(Photo:Flickr/ US Army Africa)

Studies pointing to skyrocketing mental health costs for veterans as well as a new initiative from First Lady Michelle Obama suggest that one of the biggest concerns for the 2013 homecoming of Afghanistan combat troops will be helping these new veterans treat posttraumatic stress disorder (PTSD). But Anthony D. Mancini, an assistant professor of psychology at Pace University, argues that what he dubs the “PTSD epidemic” is unjustified.

His soon-to-be released study focuses on the soldiers’ capacity for resilience and ability to cope with the stress of deployment.

Despite studies that seem to report a large frequency of PTSD among veterans, Mancini contends in a New York Times opinion piece that the prevalence of PTSD among veterans of recent wars is actually only about 10 percent, which is much lower than most believe:

“This story of resilience has been ignored, partly because many assume that humans are inherently vulnerable to trauma. That belief makes us receptive to messages, most delivered by the media, that reinforce this perspective. A growing body of scientific research, though, is telling another story: in short, that a traumatic event does not necessarily sentence a person to PTSD. Although an exact figure cannot be determined, a series of population-based studies has provided estimates that it occurs in just 5 percent to 20 percent of service members deployed to Iraq and Afghanistan, with most studies hovering around 10 percent. In a representative study soon to be published in the British Journal of Psychiatry, my colleagues and I examined stress responses among more than 7,000 members of all United States service branches, before and after their deployments. The respondents were not seeking treatment and were representative of the military as a whole. Perhaps most important, their reports were confidential and had no bearing on their military careers.”

He found that 83 percent of the participants showed a “pattern of resilience” and were able to normally cope with stress both before and after deployment. Fewer than 7 percent showed signs of PTSD following their deployment, and these numbers dropped to 4 to 5 percent among soldiers with multiple deployments.
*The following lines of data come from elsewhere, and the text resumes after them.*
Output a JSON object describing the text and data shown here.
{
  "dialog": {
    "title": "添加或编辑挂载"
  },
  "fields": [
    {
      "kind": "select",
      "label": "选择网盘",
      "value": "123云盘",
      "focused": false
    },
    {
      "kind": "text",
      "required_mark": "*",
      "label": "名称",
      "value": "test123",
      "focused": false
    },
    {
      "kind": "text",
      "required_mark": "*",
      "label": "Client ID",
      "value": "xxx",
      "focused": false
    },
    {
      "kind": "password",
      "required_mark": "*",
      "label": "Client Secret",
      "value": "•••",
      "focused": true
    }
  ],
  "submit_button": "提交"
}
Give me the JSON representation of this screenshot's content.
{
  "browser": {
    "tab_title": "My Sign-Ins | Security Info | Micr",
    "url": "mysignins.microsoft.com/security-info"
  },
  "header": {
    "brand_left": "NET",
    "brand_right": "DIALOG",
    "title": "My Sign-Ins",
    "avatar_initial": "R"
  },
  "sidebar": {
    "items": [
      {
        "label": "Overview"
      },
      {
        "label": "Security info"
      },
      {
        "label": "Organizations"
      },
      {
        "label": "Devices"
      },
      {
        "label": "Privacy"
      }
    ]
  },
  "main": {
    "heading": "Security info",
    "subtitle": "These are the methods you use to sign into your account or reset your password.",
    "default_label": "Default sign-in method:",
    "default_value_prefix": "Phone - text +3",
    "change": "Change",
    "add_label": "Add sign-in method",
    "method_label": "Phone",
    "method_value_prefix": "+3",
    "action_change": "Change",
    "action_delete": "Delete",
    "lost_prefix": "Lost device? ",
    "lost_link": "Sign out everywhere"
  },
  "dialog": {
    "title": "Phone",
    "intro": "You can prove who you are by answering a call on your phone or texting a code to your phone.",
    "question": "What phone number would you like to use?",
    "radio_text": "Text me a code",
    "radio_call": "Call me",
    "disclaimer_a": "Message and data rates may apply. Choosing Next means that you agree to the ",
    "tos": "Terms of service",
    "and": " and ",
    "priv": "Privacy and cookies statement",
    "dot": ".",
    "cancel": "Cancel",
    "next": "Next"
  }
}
Mancini concludes, “With these challenges ahead of us, we should remember that PTSD is a treatable condition and that a realistic and informed understanding of our inherent coping abilities can only assist treatment and, perhaps one day, even prevention of this debilitating disorder.”

Source: The New York Times

Heather Rudow is a staff writer for Counseling Today. Email her at hrudow@counseling.org.

Follow Counseling Today on Twitter.

Comments are closed.